“Eat or be eaten” that’s what the prophet tells Israel their choice is in today’s lectionary reading from Isaiah 1, though I’m not using this idiom in the same way it is often used in English. It is more of obey or disobey and experience completely opposite results. This message comes in the form of a word play in verses 19-20; however, the translations obscure the word play somewhat. Compare the following translations:
If you are willing, and obey, you shall eat the good things of the land; 20 But if you refuse and resist, the sword shall consume you: for the mouth of the LORD has spoken! (Isa 1:19 NAB)
“If you consent and obey, You will eat the best of the land; 20 “But if you refuse and rebel, You will be devoured by the sword.” Truly, the mouth of the LORD has spoken. (Isa 1:19 NAU)
If you are willing and obedient, you shall eat the good of the land; 20 but if you refuse and rebel, you shall be devoured by the sword; for the mouth of the LORD has spoken. (Isa 1:19 NRS)
There is a parallel between “eating good things” and “being consumed/devoured by the sword.” This is where I’m pointing out the contrast “eat or be eaten.” Regardless of the translation, whether “consumed” or “devoured,” the underlying Hebrew word is the same one that is translated “eat” in verse 19.

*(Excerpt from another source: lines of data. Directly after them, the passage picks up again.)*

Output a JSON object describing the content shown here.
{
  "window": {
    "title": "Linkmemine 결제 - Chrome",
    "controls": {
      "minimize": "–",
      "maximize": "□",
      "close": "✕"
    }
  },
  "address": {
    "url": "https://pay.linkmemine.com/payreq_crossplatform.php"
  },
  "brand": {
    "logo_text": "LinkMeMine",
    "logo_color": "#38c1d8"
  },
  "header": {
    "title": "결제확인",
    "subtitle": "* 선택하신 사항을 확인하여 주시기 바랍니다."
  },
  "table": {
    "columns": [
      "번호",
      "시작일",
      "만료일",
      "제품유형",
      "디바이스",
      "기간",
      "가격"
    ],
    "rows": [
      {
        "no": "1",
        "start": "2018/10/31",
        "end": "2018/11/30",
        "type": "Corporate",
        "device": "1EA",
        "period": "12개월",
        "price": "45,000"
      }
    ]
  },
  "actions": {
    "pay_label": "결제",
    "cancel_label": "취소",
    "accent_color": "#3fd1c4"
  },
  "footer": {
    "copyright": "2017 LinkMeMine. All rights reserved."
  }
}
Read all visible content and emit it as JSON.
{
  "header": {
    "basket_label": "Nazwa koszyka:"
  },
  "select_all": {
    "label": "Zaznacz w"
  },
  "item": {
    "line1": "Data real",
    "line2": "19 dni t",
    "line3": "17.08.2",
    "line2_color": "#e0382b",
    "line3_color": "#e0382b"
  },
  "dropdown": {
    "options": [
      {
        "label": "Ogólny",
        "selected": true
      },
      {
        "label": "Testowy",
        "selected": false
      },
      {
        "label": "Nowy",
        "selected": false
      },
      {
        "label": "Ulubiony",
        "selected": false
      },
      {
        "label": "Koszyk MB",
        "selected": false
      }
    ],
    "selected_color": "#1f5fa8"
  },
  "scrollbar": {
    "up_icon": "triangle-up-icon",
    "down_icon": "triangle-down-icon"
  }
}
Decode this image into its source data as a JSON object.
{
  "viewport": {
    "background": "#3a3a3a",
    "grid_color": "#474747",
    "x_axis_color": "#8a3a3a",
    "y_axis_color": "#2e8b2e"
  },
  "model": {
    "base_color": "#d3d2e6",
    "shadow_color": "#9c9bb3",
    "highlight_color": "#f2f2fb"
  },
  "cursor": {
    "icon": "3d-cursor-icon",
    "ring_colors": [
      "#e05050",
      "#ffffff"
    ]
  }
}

And here again is one of the trade-offs in deciding how to translate. Do you translate the word in verse 20 as “be eaten,” so that the word play “eat or be eaten” comes across more clearly, even though that phraseology is a bit awkward? Or, do you translate the word differently in verse 20 as “consume” or “devour” in order to avoid the awkwardness?